At lunch everyone talked and laughed. Everyone, except me that is. I was only thinking about the 3 hours we had left on the track…and the words of Kyle that morning – that we would all be riding above the blue by the afternoon.
When we came back out, the temperature on the track was 105. But the heat wasn’t my concern. We went through a few more drills and every time I came off I would go through the same mantra in my mind, “left leg straight, right leg out”. Because the pedals continue to spin after you click out, you have to be sure your foot hits the ground to truly stop moving. Since falling that first time when I came off and hit my knees hard on the ground, I was extremely cautious!
My son, Peter (18), also fell once as he was getting off the bike… so I didn’t feel so bad. Speaking of Peter, he was the other reason I found myself praying that day at the Velodrome. Peter graduated this spring and leaves in less than two weeks for West Point. We’ve been told he should stay in a “bubble” till he leaves so as not to arrive on the first day in any way injured. I hadn’t really thought about the Velodrome as a place of potential injury… until I got there that morning. Then with one hour to go I heard Kyle say that the rest of the time would be spent racing.

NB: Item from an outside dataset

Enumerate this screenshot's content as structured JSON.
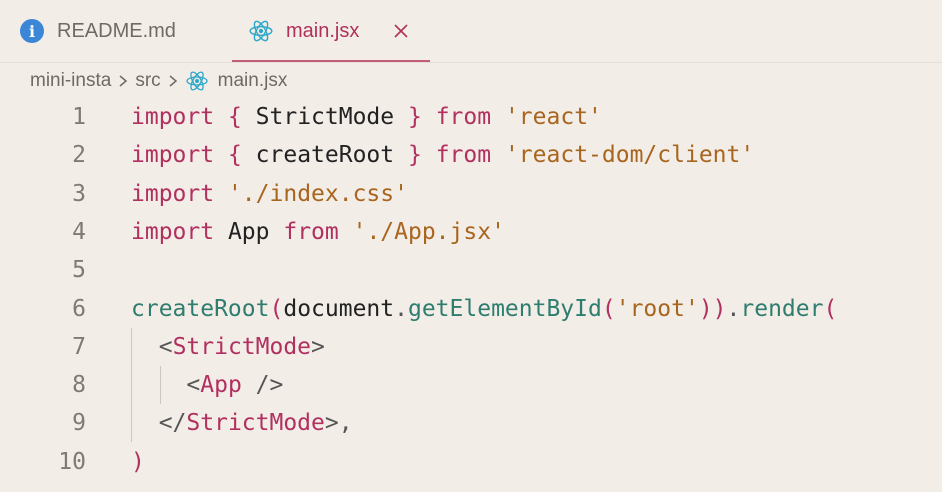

Races on the track always start “at the rail”. The rail runs along the top of the track and each rider rides up to the rail, grabs on, and waits to hear the starter begin the race, at which point they “roll” off the rail and start the race.Kyle had told me I could practice rolling off the rail and then just ride down the track to the apron while the others raced. By this time in the clinic I was just happy to say I had ridden on the thin blue line for two laps. I had passed. I was certified to ride out at the velodrome. I had nothing else to prove. I definitely would not be racing.

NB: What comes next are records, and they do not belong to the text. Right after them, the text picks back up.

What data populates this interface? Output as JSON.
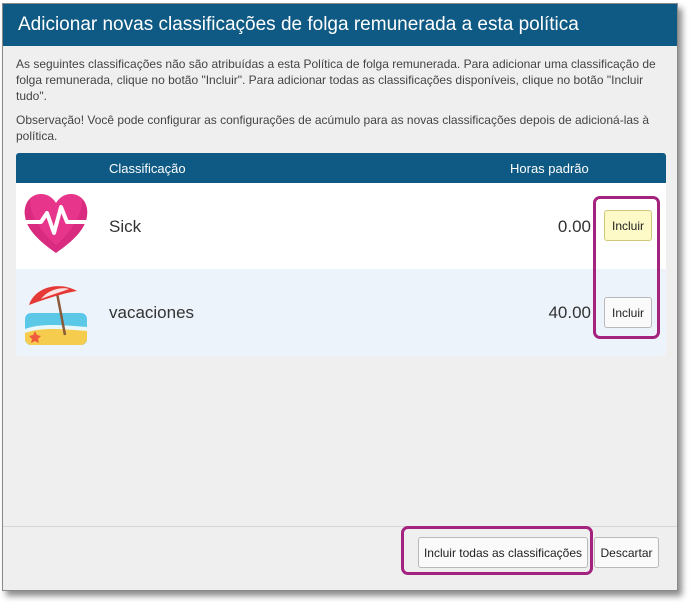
{
  "dialog": {
    "title": "Adicionar novas classificações de folga remunerada a esta política",
    "intro": "As seguintes classificações não são atribuídas a esta Política de folga remunerada. Para adicionar uma classificação de folga remunerada, clique no botão \"Incluir\". Para adicionar todas as classificações disponíveis, clique no botão \"Incluir tudo\".",
    "note": "Observação! Você pode configurar as configurações de acúmulo para as novas classificações depois de adicioná-las à política."
  },
  "table": {
    "headers": {
      "classification": "Classificação",
      "hours": "Horas padrão"
    },
    "rows": [
      {
        "name": "Sick",
        "hours": "0.00",
        "icon": "heart-pulse-icon",
        "button": "Incluir"
      },
      {
        "name": "vacaciones",
        "hours": "40.00",
        "icon": "beach-umbrella-icon",
        "button": "Incluir"
      }
    ]
  },
  "footer": {
    "include_all": "Incluir todas as classificações",
    "discard": "Descartar"
  },
  "colors": {
    "header": "#0f5a84",
    "highlight": "#a3237f",
    "heart": "#e8358c",
    "selected_button": "#fdfac8"
  }
}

With my nerves finally beginning to settle down, I rode on the flat ground in a circle on the interior of the track. I was proud of myself. Although terrified, I had faced my fears. I had ventured out of my comfort zone and tried something totally new.
Just as this thought was going through my mind, I saw Peter fly by out of the corner of my eye. Fear gripped me once again. And once again, I found myself praying. “Please keep him safe. Lord, please let the three o’clock hour come so we can go home!”. Eric, the tri coach, and Joe, another member of the tri team, raced by after Peter. So did a man a little older than me who had joined the clinic during the last hour so that he could finish his racing certification. The man touched out Peter in the first race as they flew through the finish. Eric won the second race. I was still praying. Even my daughters (sixteen and fourteen years-old) were racing. Ah…to be young and unafraid!
By the end of the day, as we drove through Cook Out’s drive-thru for burgers, I felt exhilarated. It had been stressful (my pounding headache was proof), but I had tackled my fear. I thought about Kyle’s advice – to let go of the tight grip on my handlebars, and try to relax. As soon as I had loosened up on the white-knuckle grip, I felt more in control.
I realized it’s a lot like faith. Sometimes we hold on so tight to our fears that we fail to let God take control. We rely on ourselves and that’s actually a lot scarier. When we loosen our grip and let go of the fear, we can give those fears to God, who can take them on when we can’t. He takes the handlebars and leads us in a direction we can feel confident, is the way to go.
That night I felt like a kid as my head hit the pillow, exhausted. But I knew I was no kid. I was every bit of 47 years old. The fear I had felt that day revealed my years. I guess the older we get, the more we understand how much we have to lose. I will certainly accompany my kids again to a race at the Velodrome. But I will cheer from the stands.